Companies cannot provide perfect customer experiences. However, they can take advantage of bad situations, by facing the conflict, listening to the customer, understanding his or her needs, and making decisions accordingly. Ultimately, it doesn’t matter how many conflicts you have (or don’t have) with the customer. What really matters is how your company deals with them.
This post is a response to “Experience Story: I can’t believe they listened to my feedback! …(eventually)” by Syed Hassan.
Many companies try their best to prevent conflicts with their clients and correct the problems that cause them. However, these efforts prove to be futile in the long run, because it is next to impossible to maintain a perfect record of flawless interactions with customers. The good news is that conflicts with customers—dissatisfaction, unmet expectations, mistreatment and service mistakes—can actually be good for business!
Continue reading “Conflict is good for business!”

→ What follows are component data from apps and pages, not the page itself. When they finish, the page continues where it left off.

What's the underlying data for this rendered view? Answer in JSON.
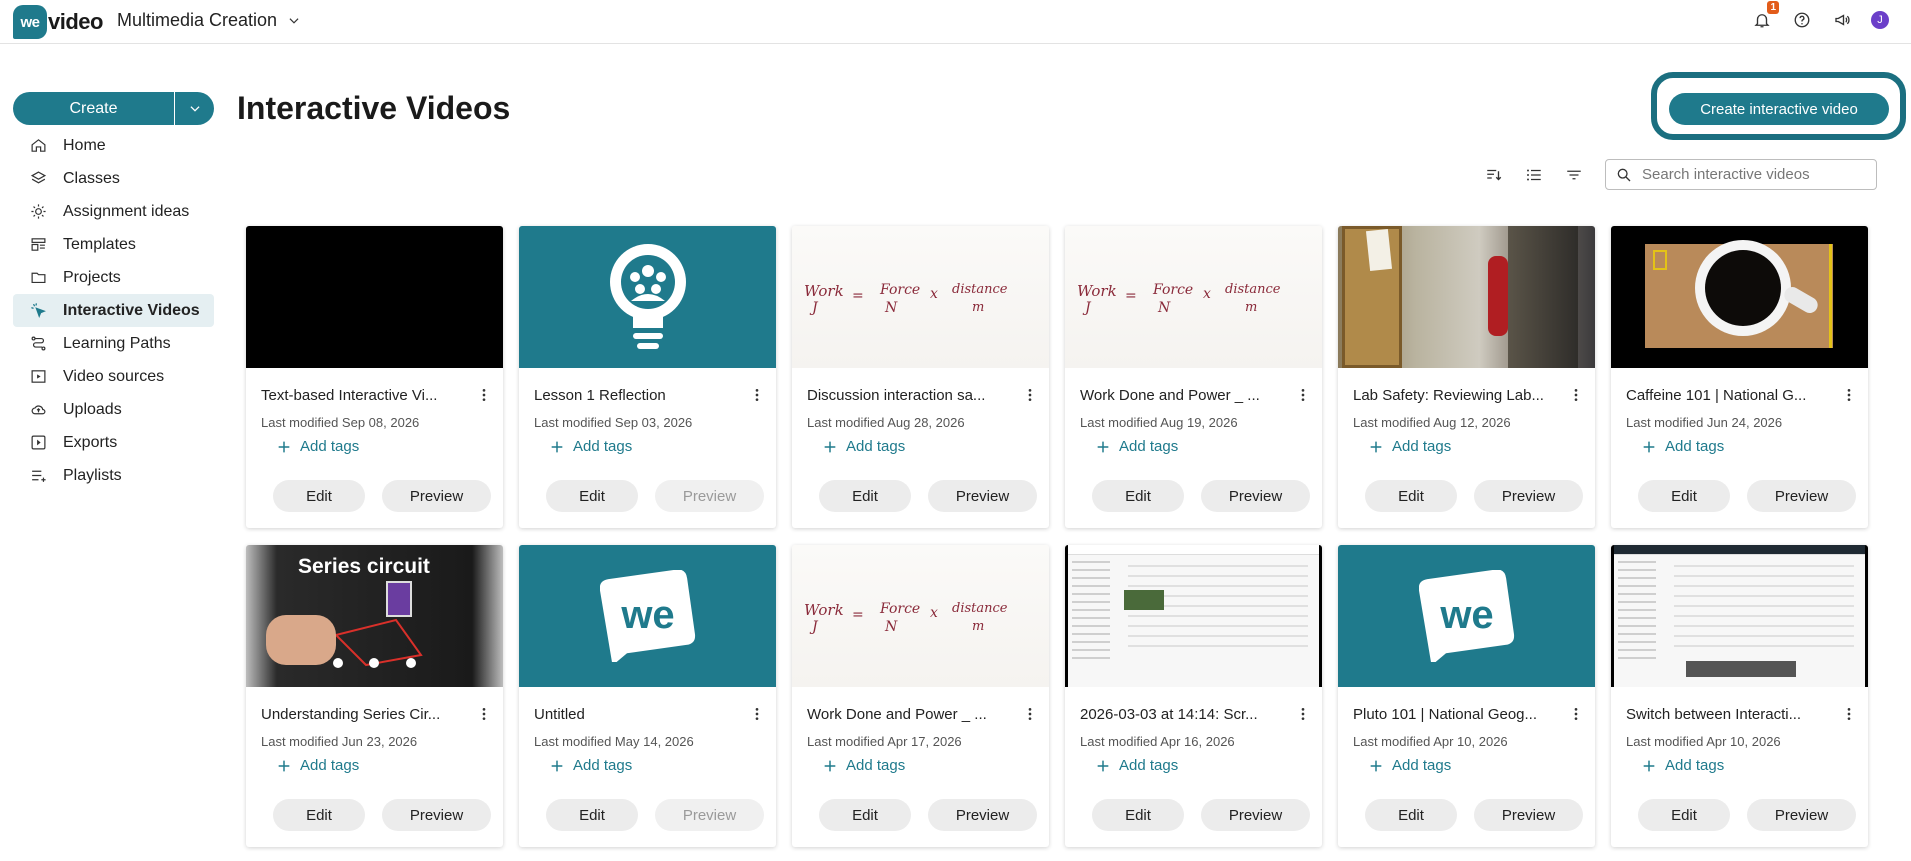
{
  "brand": {
    "badge": "we",
    "wordmark": "video",
    "color": "#1f7a8c"
  },
  "header": {
    "workspace": "Multimedia Creation",
    "notification_count": "1",
    "avatar_initial": "J"
  },
  "sidebar": {
    "create_label": "Create",
    "items": [
      {
        "label": "Home",
        "icon": "home-icon"
      },
      {
        "label": "Classes",
        "icon": "layers-icon"
      },
      {
        "label": "Assignment ideas",
        "icon": "lightbulb-icon"
      },
      {
        "label": "Templates",
        "icon": "templates-icon"
      },
      {
        "label": "Projects",
        "icon": "folder-icon"
      },
      {
        "label": "Interactive Videos",
        "icon": "cursor-click-icon",
        "active": true
      },
      {
        "label": "Learning Paths",
        "icon": "path-icon"
      },
      {
        "label": "Video sources",
        "icon": "video-source-icon"
      },
      {
        "label": "Uploads",
        "icon": "cloud-upload-icon"
      },
      {
        "label": "Exports",
        "icon": "export-icon"
      },
      {
        "label": "Playlists",
        "icon": "playlist-icon"
      }
    ]
  },
  "main": {
    "title": "Interactive Videos",
    "cta_label": "Create interactive video",
    "search_placeholder": "Search interactive videos",
    "add_tags_label": "Add tags",
    "edit_label": "Edit",
    "preview_label": "Preview"
  },
  "board_text": {
    "work": "Work",
    "j": "J",
    "eq": "=",
    "force": "Force",
    "n": "N",
    "x": "x",
    "distance": "distance",
    "m": "m"
  },
  "circuit_text": "Series circuit",
  "cards": [
    {
      "title": "Text-based Interactive Vi...",
      "modified": "Last modified Sep 08, 2026",
      "thumb": "black",
      "preview_enabled": true
    },
    {
      "title": "Lesson 1 Reflection",
      "modified": "Last modified Sep 03, 2026",
      "thumb": "bulb",
      "preview_enabled": false
    },
    {
      "title": "Discussion interaction sa...",
      "modified": "Last modified Aug 28, 2026",
      "thumb": "board",
      "preview_enabled": true
    },
    {
      "title": "Work Done and Power _ ...",
      "modified": "Last modified Aug 19, 2026",
      "thumb": "board",
      "preview_enabled": true
    },
    {
      "title": "Lab Safety: Reviewing Lab...",
      "modified": "Last modified Aug 12, 2026",
      "thumb": "hall",
      "preview_enabled": true
    },
    {
      "title": "Caffeine 101 | National G...",
      "modified": "Last modified Jun 24, 2026",
      "thumb": "coffee",
      "preview_enabled": true
    },
    {
      "title": "Understanding Series Cir...",
      "modified": "Last modified Jun 23, 2026",
      "thumb": "circuit",
      "preview_enabled": true
    },
    {
      "title": "Untitled",
      "modified": "Last modified May 14, 2026",
      "thumb": "we",
      "preview_enabled": false
    },
    {
      "title": "Work Done and Power _ ...",
      "modified": "Last modified Apr 17, 2026",
      "thumb": "board",
      "preview_enabled": true
    },
    {
      "title": "2026-03-03 at 14:14: Scr...",
      "modified": "Last modified Apr 16, 2026",
      "thumb": "screen",
      "preview_enabled": true
    },
    {
      "title": "Pluto 101 | National Geog...",
      "modified": "Last modified Apr 10, 2026",
      "thumb": "we",
      "preview_enabled": true
    },
    {
      "title": "Switch between Interacti...",
      "modified": "Last modified Apr 10, 2026",
      "thumb": "screen2",
      "preview_enabled": true
    }
  ]
}
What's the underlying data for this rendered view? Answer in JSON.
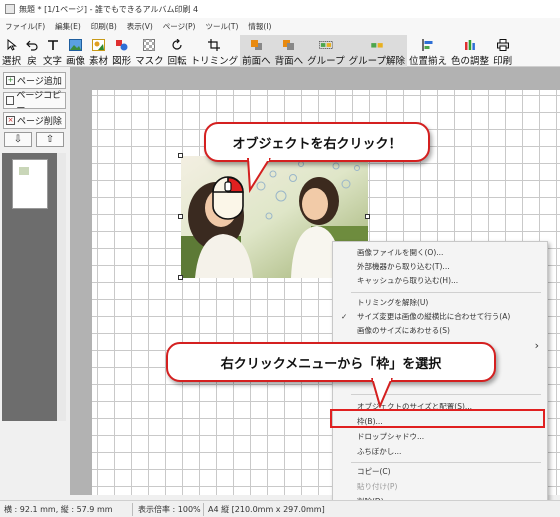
{
  "window": {
    "title": "無題 * [1/1ページ] - 誰でもできるアルバム印刷 4"
  },
  "menu": [
    "ファイル(F)",
    "編集(E)",
    "印刷(B)",
    "表示(V)",
    "ページ(P)",
    "ツール(T)",
    "情報(I)"
  ],
  "toolbar": [
    {
      "label": "選択",
      "icon": "cursor-icon"
    },
    {
      "label": "戻",
      "icon": "undo-icon"
    },
    {
      "label": "文字",
      "icon": "text-icon"
    },
    {
      "label": "画像",
      "icon": "image-icon"
    },
    {
      "label": "素材",
      "icon": "clipart-icon"
    },
    {
      "label": "図形",
      "icon": "shapes-icon"
    },
    {
      "label": "マスク",
      "icon": "mask-icon"
    },
    {
      "label": "回転",
      "icon": "rotate-icon"
    },
    {
      "label": "トリミング",
      "icon": "crop-icon"
    },
    {
      "label": "前面へ",
      "icon": "bring-front-icon"
    },
    {
      "label": "背面へ",
      "icon": "send-back-icon"
    },
    {
      "label": "グループ",
      "icon": "group-icon"
    },
    {
      "label": "グループ解除",
      "icon": "ungroup-icon"
    },
    {
      "label": "位置揃え",
      "icon": "align-icon"
    },
    {
      "label": "色の調整",
      "icon": "color-adjust-icon"
    },
    {
      "label": "印刷",
      "icon": "print-icon"
    }
  ],
  "sidebar": {
    "add_page": "ページ追加",
    "copy_page": "ページコピー",
    "delete_page": "ページ削除",
    "down_arrow": "⇩",
    "up_arrow": "⇧"
  },
  "callouts": {
    "top": "オブジェクトを右クリック！",
    "bottom": "右クリックメニューから「枠」を選択"
  },
  "context_menu": {
    "items": [
      {
        "label": "画像ファイルを開く(O)...",
        "disabled": false
      },
      {
        "label": "外部機器から取り込む(T)...",
        "disabled": false
      },
      {
        "label": "キャッシュから取り込む(H)...",
        "disabled": false
      },
      {
        "label": "トリミングを解除(U)",
        "disabled": false
      },
      {
        "label": "サイズ変更は画像の縦横比に合わせて行う(A)",
        "disabled": false,
        "checked": true
      },
      {
        "label": "画像のサイズにあわせる(S)",
        "disabled": false
      },
      {
        "label": "オブジェクトのサイズと配置(S)...",
        "disabled": false
      },
      {
        "label": "枠(B)...",
        "disabled": false,
        "highlighted": true
      },
      {
        "label": "ドロップシャドウ...",
        "disabled": false
      },
      {
        "label": "ふちぼかし...",
        "disabled": false
      },
      {
        "label": "コピー(C)",
        "disabled": false
      },
      {
        "label": "貼り付け(P)",
        "disabled": true
      },
      {
        "label": "削除(D)",
        "disabled": false
      }
    ],
    "check_mark": "✓",
    "submenu_arrow": "›"
  },
  "statusbar": {
    "size": "横 : 92.1 mm, 縦 : 57.9 mm",
    "zoom": "表示倍率 : 100%",
    "paper": "A4 縦 [210.0mm x 297.0mm]"
  },
  "colors": {
    "accent_red": "#d42020",
    "canvas_bg": "#b2b2b2"
  }
}
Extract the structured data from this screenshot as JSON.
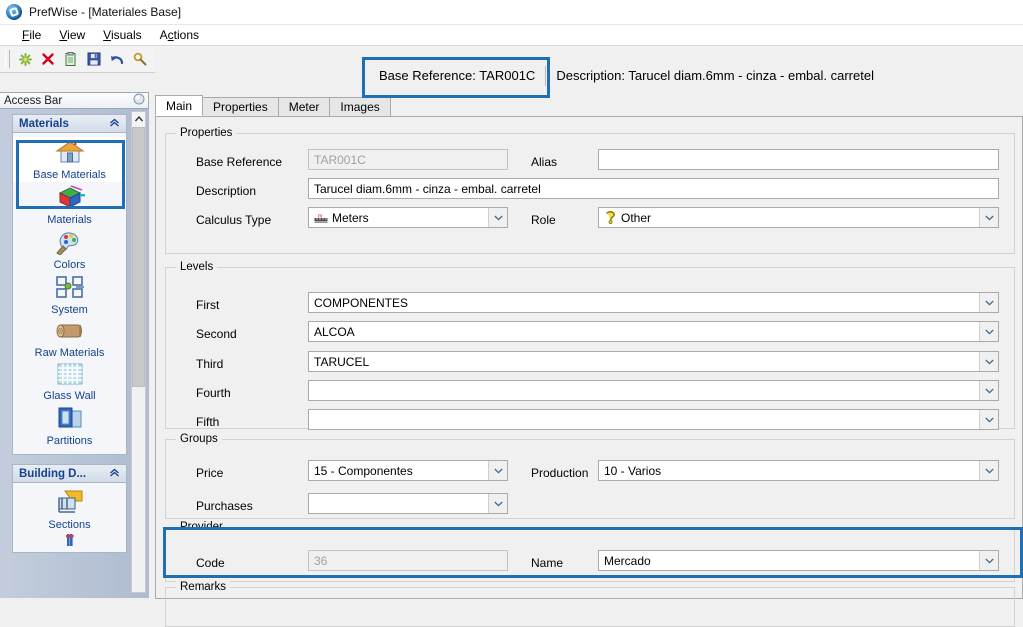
{
  "window": {
    "title": "PrefWise - [Materiales Base]",
    "app_icon": "app-globe-icon"
  },
  "menubar": [
    {
      "label": "File"
    },
    {
      "label": "View"
    },
    {
      "label": "Visuals"
    },
    {
      "label": "Actions"
    }
  ],
  "toolbar": {
    "buttons": [
      {
        "name": "new-icon",
        "glyph": "✳"
      },
      {
        "name": "delete-icon",
        "glyph": "✕"
      },
      {
        "name": "copy-icon",
        "glyph": "⎘"
      },
      {
        "name": "save-icon",
        "glyph": "ὋE"
      },
      {
        "name": "undo-icon",
        "glyph": "↶"
      },
      {
        "name": "find-icon",
        "glyph": "⚲"
      },
      {
        "name": "stop-icon",
        "glyph": "0"
      },
      {
        "name": "refresh-half-icon",
        "glyph": "◔"
      },
      {
        "name": "refresh-icon",
        "glyph": "↻"
      },
      {
        "name": "report-icon",
        "glyph": "▤"
      },
      {
        "name": "preview-icon",
        "glyph": "▣"
      },
      {
        "name": "print-icon",
        "glyph": "⎙"
      },
      {
        "name": "list-icon",
        "glyph": "≡"
      }
    ]
  },
  "header": {
    "reference_label": "Base Reference: TAR001C",
    "description_label": "Description: Tarucel diam.6mm - cinza - embal. carretel"
  },
  "access_bar": {
    "title": "Access Bar",
    "groups": [
      {
        "title": "Materials",
        "collapse_glyph": "«",
        "items": [
          {
            "label": "Base Materials",
            "icon": "house-icon",
            "selected": true
          },
          {
            "label": "Materials",
            "icon": "cube-icon",
            "selected": false
          },
          {
            "label": "Colors",
            "icon": "palette-icon",
            "selected": false
          },
          {
            "label": "System",
            "icon": "frame-system-icon",
            "selected": false
          },
          {
            "label": "Raw Materials",
            "icon": "log-icon",
            "selected": false
          },
          {
            "label": "Glass Wall",
            "icon": "grid-glass-icon",
            "selected": false
          },
          {
            "label": "Partitions",
            "icon": "partition-icon",
            "selected": false
          }
        ]
      },
      {
        "title": "Building D...",
        "collapse_glyph": "«",
        "items": [
          {
            "label": "Sections",
            "icon": "sections-icon",
            "selected": false
          }
        ]
      }
    ]
  },
  "tabs": [
    {
      "label": "Main",
      "active": true
    },
    {
      "label": "Properties",
      "active": false
    },
    {
      "label": "Meter",
      "active": false
    },
    {
      "label": "Images",
      "active": false
    }
  ],
  "form": {
    "properties": {
      "caption": "Properties",
      "base_reference": {
        "label": "Base Reference",
        "value": "TAR001C",
        "readonly": true
      },
      "alias": {
        "label": "Alias",
        "value": "",
        "readonly": false
      },
      "description": {
        "label": "Description",
        "value": "Tarucel diam.6mm - cinza - embal. carretel"
      },
      "calculus_type": {
        "label": "Calculus Type",
        "value": "Meters",
        "icon": "meters-icon"
      },
      "role": {
        "label": "Role",
        "value": "Other",
        "icon": "question-mark-icon"
      }
    },
    "levels": {
      "caption": "Levels",
      "fields": [
        {
          "label": "First",
          "value": "COMPONENTES"
        },
        {
          "label": "Second",
          "value": "ALCOA"
        },
        {
          "label": "Third",
          "value": "TARUCEL"
        },
        {
          "label": "Fourth",
          "value": ""
        },
        {
          "label": "Fifth",
          "value": ""
        }
      ]
    },
    "groups": {
      "caption": "Groups",
      "price": {
        "label": "Price",
        "value": "15 - Componentes"
      },
      "production": {
        "label": "Production",
        "value": "10 - Varios"
      },
      "purchases": {
        "label": "Purchases",
        "value": ""
      }
    },
    "provider": {
      "caption": "Provider",
      "code": {
        "label": "Code",
        "value": "36",
        "readonly": true
      },
      "name": {
        "label": "Name",
        "value": "Mercado"
      }
    },
    "remarks": {
      "caption": "Remarks"
    }
  },
  "highlights": {
    "accent_color": "#1f6fb2"
  }
}
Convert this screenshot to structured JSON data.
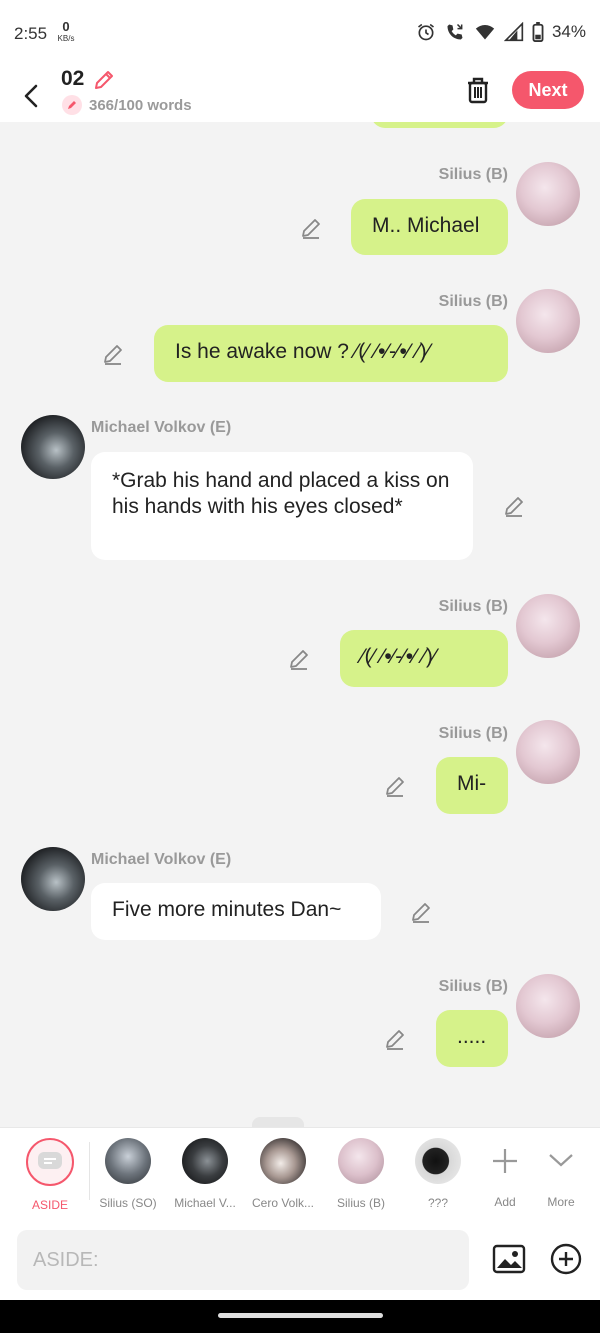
{
  "status_bar": {
    "time": "2:55",
    "net_speed": "0",
    "net_unit": "KB/s",
    "battery": "34%"
  },
  "header": {
    "title": "02",
    "word_count": "366/100 words",
    "next_label": "Next"
  },
  "messages": [
    {
      "side": "me",
      "name": "Silius (B)",
      "text": "M.. Michael"
    },
    {
      "side": "me",
      "name": "Silius (B)",
      "text": "Is he awake now ? ⁄(⁄ ⁄•⁄-⁄•⁄ ⁄)⁄"
    },
    {
      "side": "them",
      "name": "Michael Volkov (E)",
      "text": "*Grab his hand and placed a kiss on his hands with his eyes closed*"
    },
    {
      "side": "me",
      "name": "Silius (B)",
      "text": "⁄(⁄ ⁄•⁄-⁄•⁄ ⁄)⁄"
    },
    {
      "side": "me",
      "name": "Silius (B)",
      "text": "Mi-"
    },
    {
      "side": "them",
      "name": "Michael Volkov (E)",
      "text": "Five more minutes Dan~"
    },
    {
      "side": "me",
      "name": "Silius (B)",
      "text": "....."
    }
  ],
  "characters": [
    {
      "label": "ASIDE",
      "icon": "chat-bubble-icon",
      "selected": true
    },
    {
      "label": "Silius (SO)"
    },
    {
      "label": "Michael V..."
    },
    {
      "label": "Cero Volk..."
    },
    {
      "label": "Silius (B)"
    },
    {
      "label": "???"
    },
    {
      "label": "Add",
      "icon": "plus-icon"
    },
    {
      "label": "More",
      "icon": "chevron-down-icon"
    }
  ],
  "input": {
    "placeholder": "ASIDE:"
  },
  "colors": {
    "accent": "#f5576c",
    "my_bubble": "#d6f28a",
    "their_bubble": "#ffffff",
    "background": "#f3f3f3"
  }
}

Why would some people protest against an initiative to do them good? Why some altruistic endeavours get sabotaged by the very beneficiaries of the efforts?
Why would some people protest against an initiative to do them good? Why some altruistic endeavours get sabotaged by the very beneficiaries of said efforts?
Last month, a local Vancouver newspaper reported on a group of residents who oppose an ex-neighbour’s initiative to embellish a nearby city lot. Although this proposal includes investing $7,650 of the city’s money to improve this piece of land, many residents protested against it through anonymous emails, letters to the city and even confrontations on the street! “The neighbours are up in arms”—one resident commented . Meanwhile, some us wonder why these people are protesting against a plan that seems well-intended and beneficial. What is it about the whole situation that makes it deserving of such tremendous furor?
Continue reading “It’s not what you do, it’s how you do it”